* _EXERCISE AIM_:
From the entries below, copy every line that holds the word "JSON".

* _DATA FOR REVIEW_:
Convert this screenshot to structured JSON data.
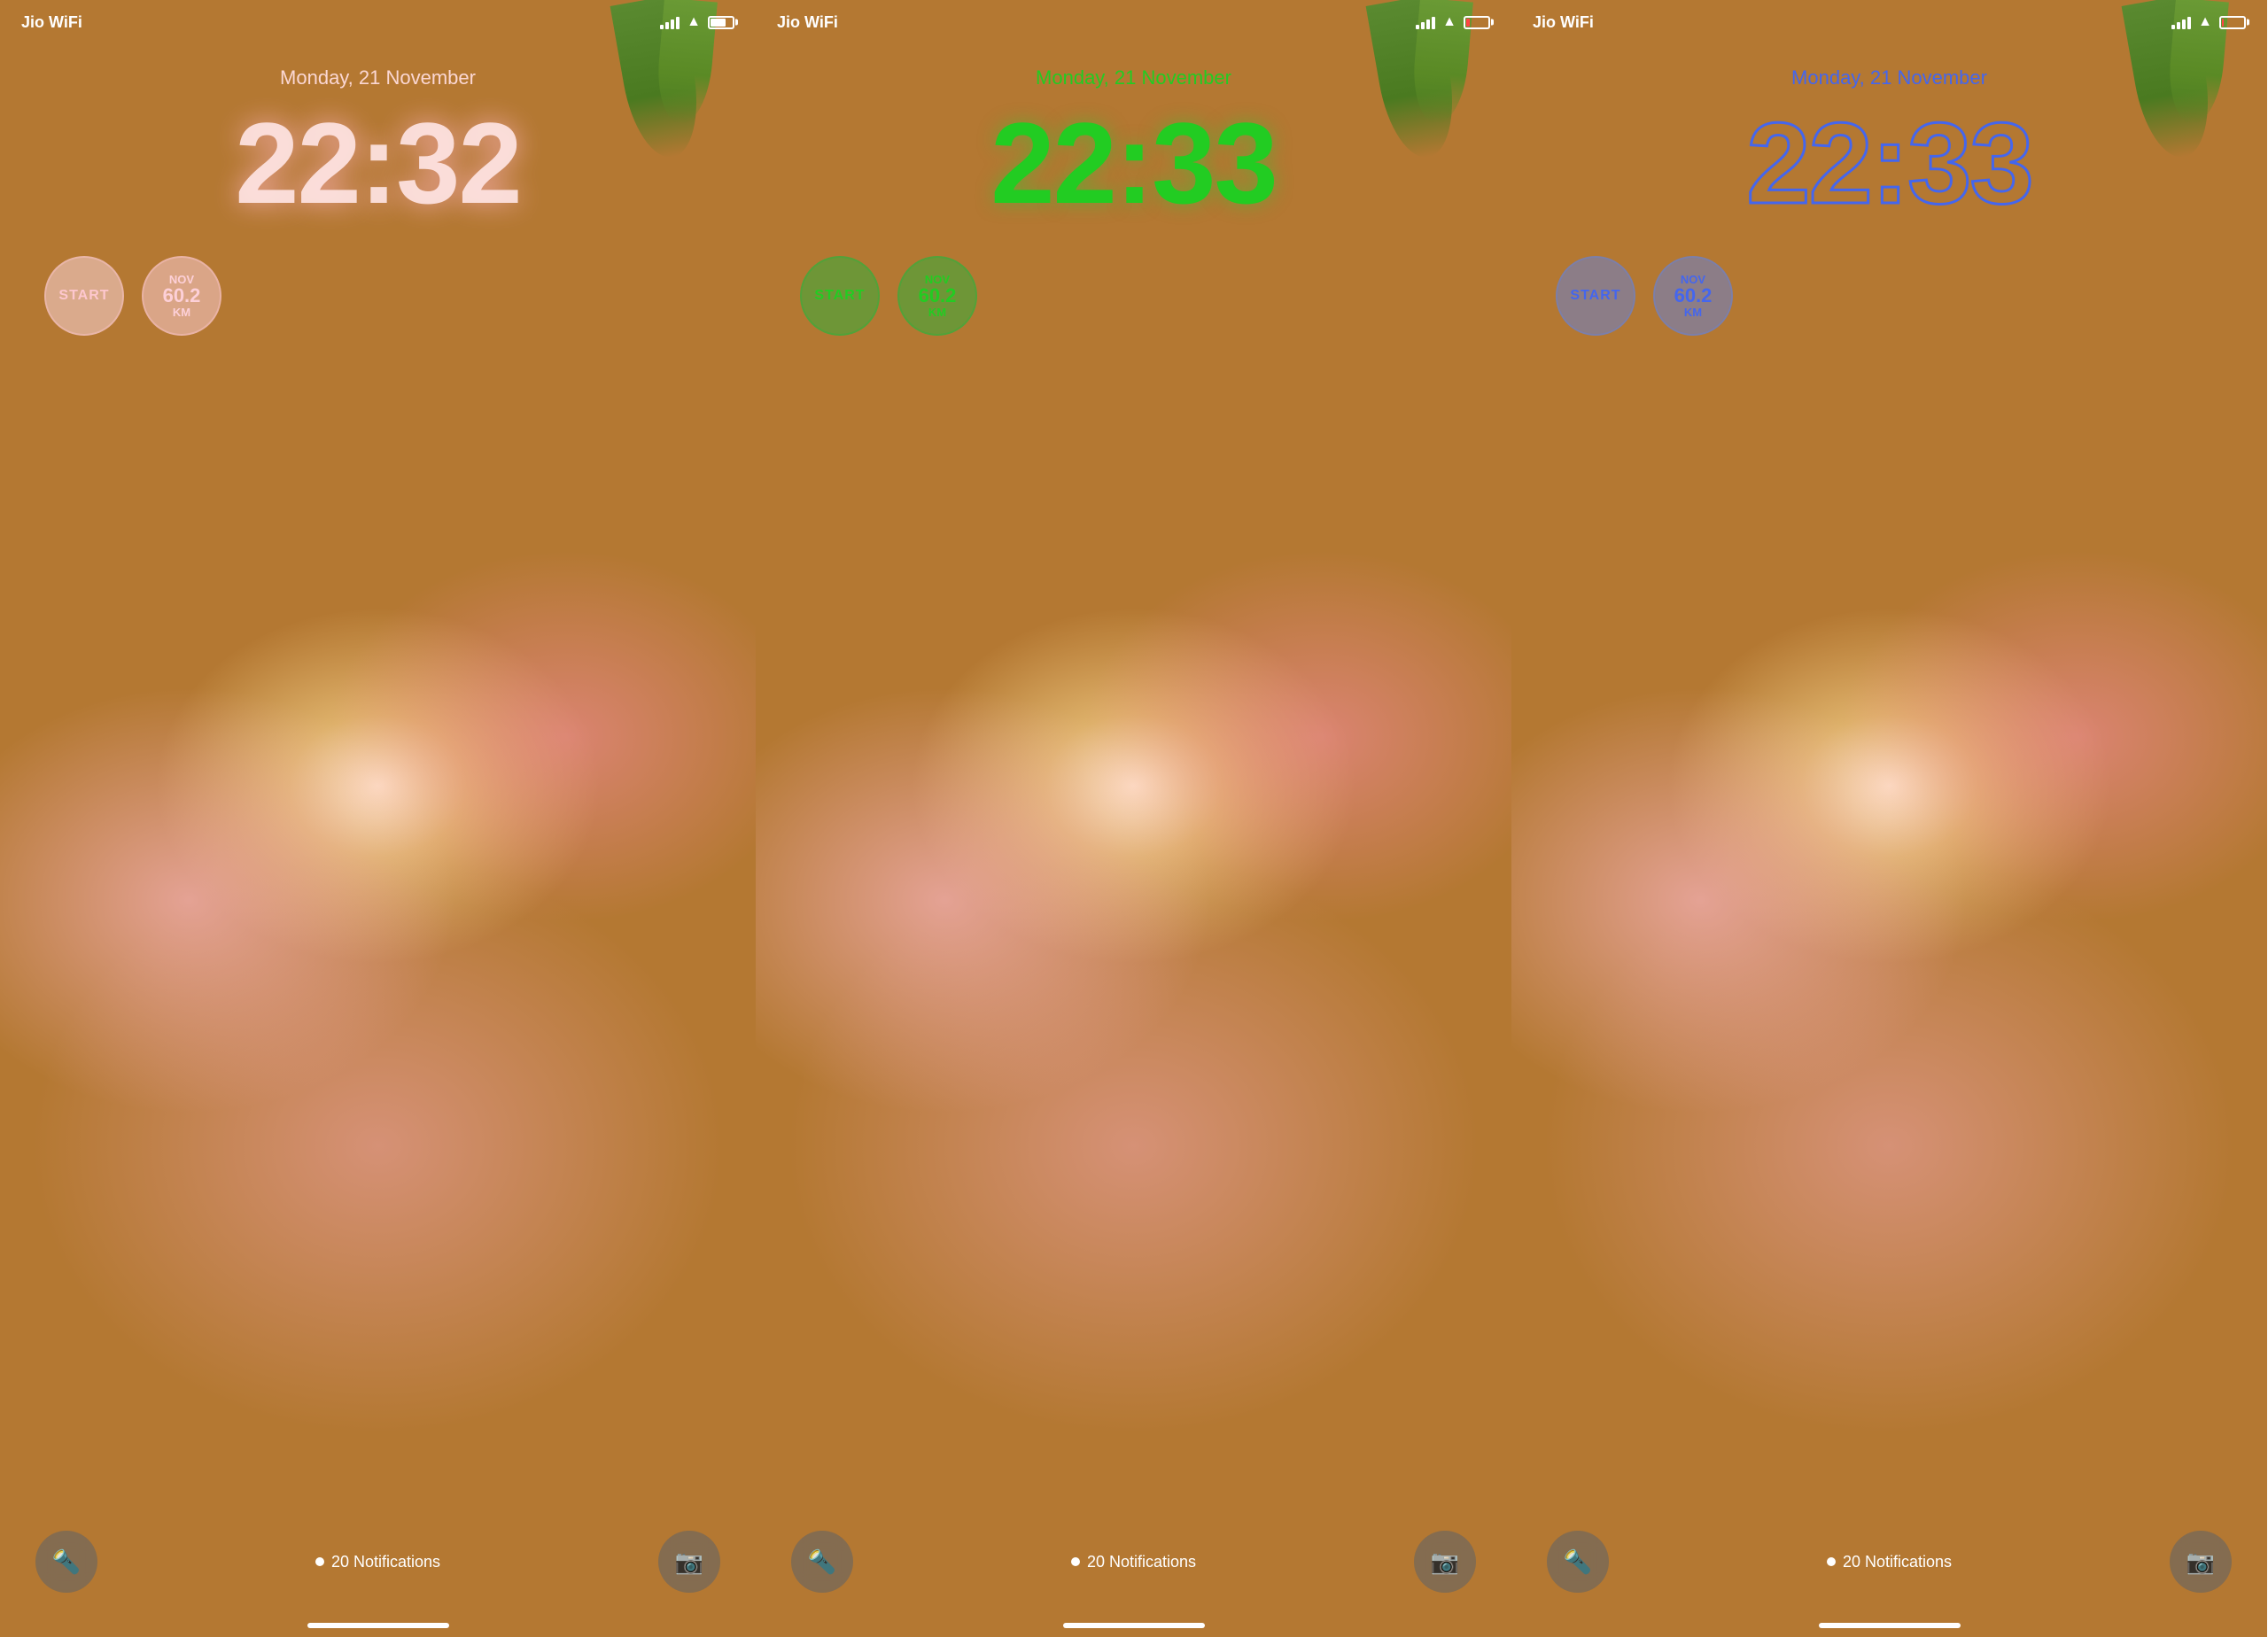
{
  "screens": [
    {
      "id": "screen1",
      "carrier": "Jio WiFi",
      "battery_level": "80",
      "date": "Monday, 21 November",
      "time": "22:32",
      "time_color": "pink_white",
      "date_color": "rgba(255, 220, 220, 0.95)",
      "widget_start": "START",
      "widget_nov": "NOV",
      "widget_km": "60.2",
      "widget_km_unit": "KM",
      "notifications": "20 Notifications",
      "torch_icon": "🔦",
      "camera_icon": "📷"
    },
    {
      "id": "screen2",
      "carrier": "Jio WiFi",
      "battery_level": "20",
      "date": "Monday, 21 November",
      "time": "22:33",
      "time_color": "green",
      "date_color": "#22cc22",
      "widget_start": "START",
      "widget_nov": "NOV",
      "widget_km": "60.2",
      "widget_km_unit": "KM",
      "notifications": "20 Notifications",
      "torch_icon": "🔦",
      "camera_icon": "📷"
    },
    {
      "id": "screen3",
      "carrier": "Jio WiFi",
      "battery_level": "10",
      "date": "Monday, 21 November",
      "time": "22:33",
      "time_color": "blue_outline",
      "date_color": "#4466ee",
      "widget_start": "START",
      "widget_nov": "NOV",
      "widget_km": "60.2",
      "widget_km_unit": "KM",
      "notifications": "20 Notifications",
      "torch_icon": "🔦",
      "camera_icon": "📷"
    }
  ]
}
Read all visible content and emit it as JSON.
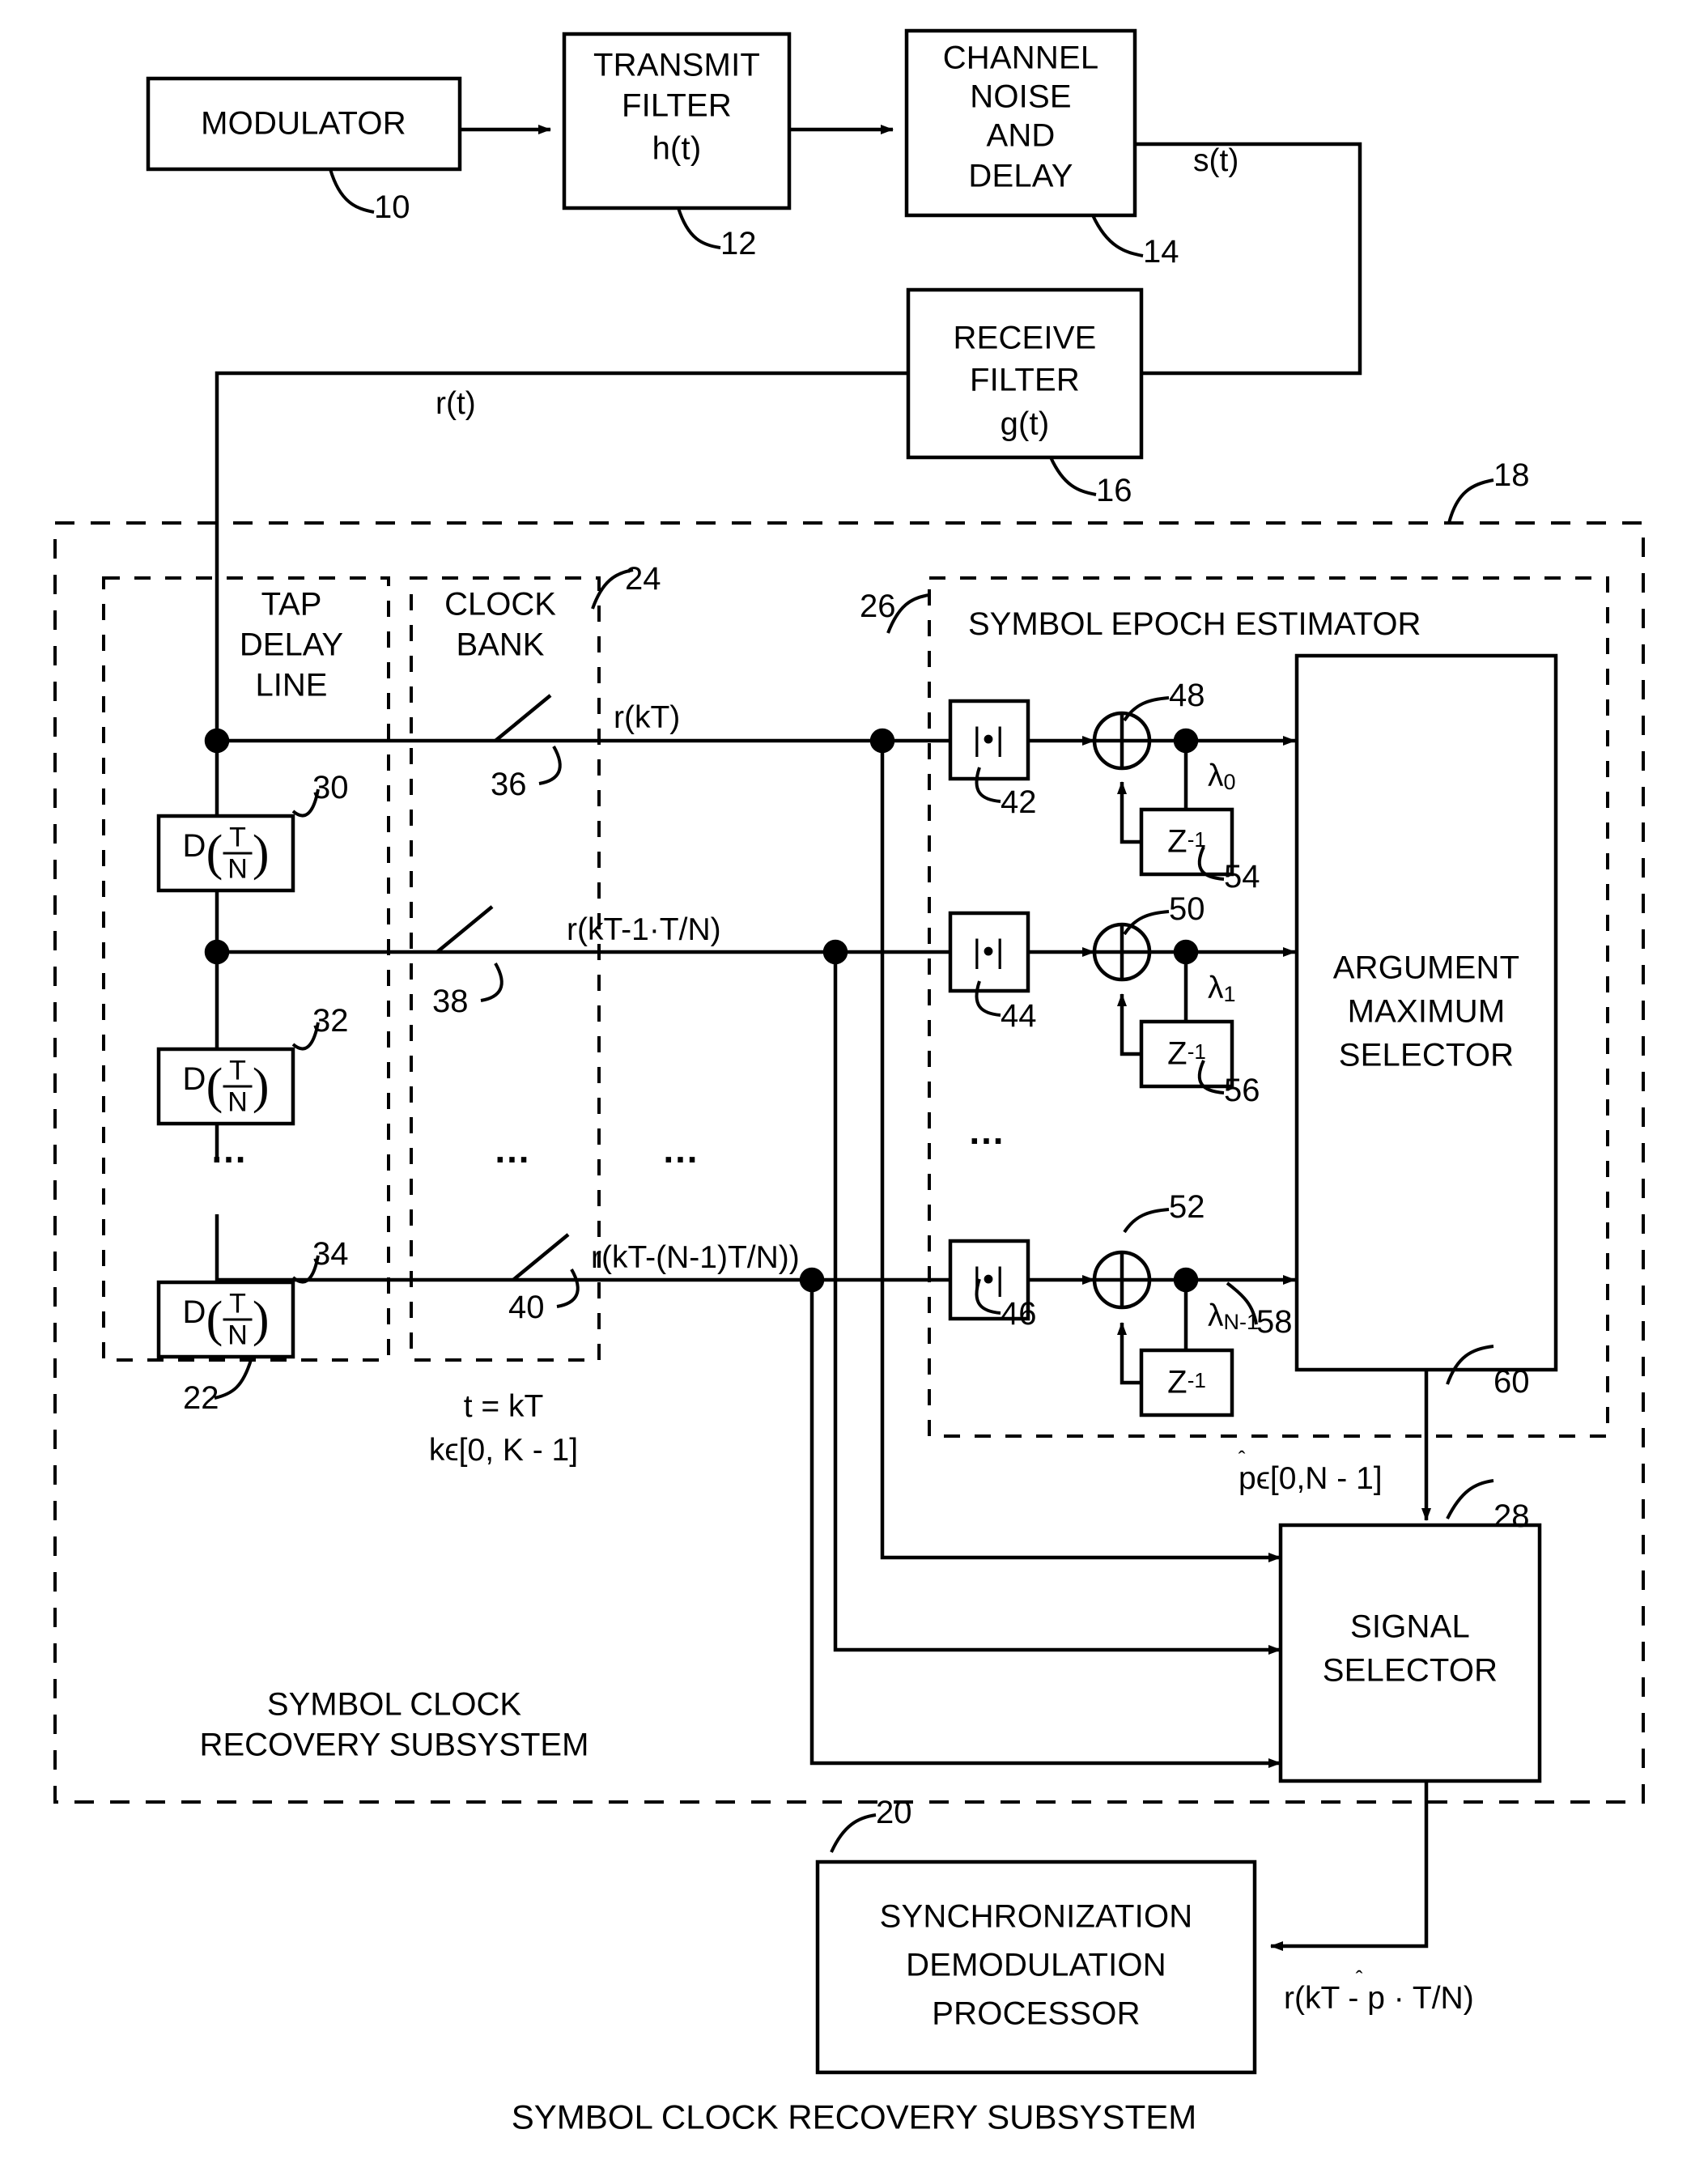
{
  "figure": {
    "caption": "SYMBOL CLOCK RECOVERY SUBSYSTEM"
  },
  "blocks": {
    "modulator": {
      "label": "MODULATOR",
      "ref": "10"
    },
    "transmit_filter": {
      "line1": "TRANSMIT",
      "line2": "FILTER",
      "line3": "h(t)",
      "ref": "12"
    },
    "channel": {
      "line1": "CHANNEL",
      "line2": "NOISE",
      "line3": "AND",
      "line4": "DELAY",
      "ref": "14"
    },
    "receive_filter": {
      "line1": "RECEIVE",
      "line2": "FILTER",
      "line3": "g(t)",
      "ref": "16"
    },
    "arg_max": {
      "line1": "ARGUMENT",
      "line2": "MAXIMUM",
      "line3": "SELECTOR",
      "ref": "60"
    },
    "signal_selector": {
      "line1": "SIGNAL",
      "line2": "SELECTOR",
      "ref": "28"
    },
    "sync_demod": {
      "line1": "SYNCHRONIZATION",
      "line2": "DEMODULATION",
      "line3": "PROCESSOR",
      "ref": "20"
    }
  },
  "sections": {
    "subsystem_outer": {
      "ref": "18",
      "label_line1": "SYMBOL CLOCK",
      "label_line2": "RECOVERY SUBSYSTEM"
    },
    "tap_delay_line": {
      "line1": "TAP",
      "line2": "DELAY",
      "line3": "LINE",
      "ref": "22"
    },
    "clock_bank": {
      "line1": "CLOCK",
      "line2": "BANK",
      "ref": "24",
      "timing_line1": "t = kT",
      "timing_line2": "kϵ[0, K - 1]"
    },
    "epoch_estimator": {
      "label": "SYMBOL EPOCH ESTIMATOR",
      "ref": "26"
    }
  },
  "delays": [
    {
      "prefix": "D",
      "num": "T",
      "den": "N",
      "ref": "30"
    },
    {
      "prefix": "D",
      "num": "T",
      "den": "N",
      "ref": "32"
    },
    {
      "prefix": "D",
      "num": "T",
      "den": "N",
      "ref": "34"
    }
  ],
  "switches": [
    {
      "ref": "36"
    },
    {
      "ref": "38"
    },
    {
      "ref": "40"
    }
  ],
  "abs_blocks": [
    {
      "glyph": "|•|",
      "ref": "42"
    },
    {
      "glyph": "|•|",
      "ref": "44"
    },
    {
      "glyph": "|•|",
      "ref": "46"
    }
  ],
  "adders": [
    {
      "ref": "48"
    },
    {
      "ref": "50"
    },
    {
      "ref": "52"
    }
  ],
  "unit_delays": [
    {
      "label": "Z",
      "exp": "-1",
      "ref": "54"
    },
    {
      "label": "Z",
      "exp": "-1",
      "ref": "56"
    },
    {
      "label": "Z",
      "exp": "-1",
      "ref": "58"
    }
  ],
  "signals": {
    "s_t": "s(t)",
    "r_t": "r(t)",
    "tap0": "r(kT)",
    "tap1": "r(kT-1·T/N)",
    "tap2": "r(kT-(N-1)T/N))",
    "lambda0": "λ",
    "lambda0_sub": "0",
    "lambda1": "λ",
    "lambda1_sub": "1",
    "lambdaN": "λ",
    "lambdaN_sub": "N-1",
    "p_hat": "pϵ[0,N - 1]",
    "output": "r(kT - p · T/N)",
    "ellipsis": "…"
  }
}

* _TASK ANSWER_:
Convert this screenshot to structured JSON data.
Read all visible content and emit it as JSON.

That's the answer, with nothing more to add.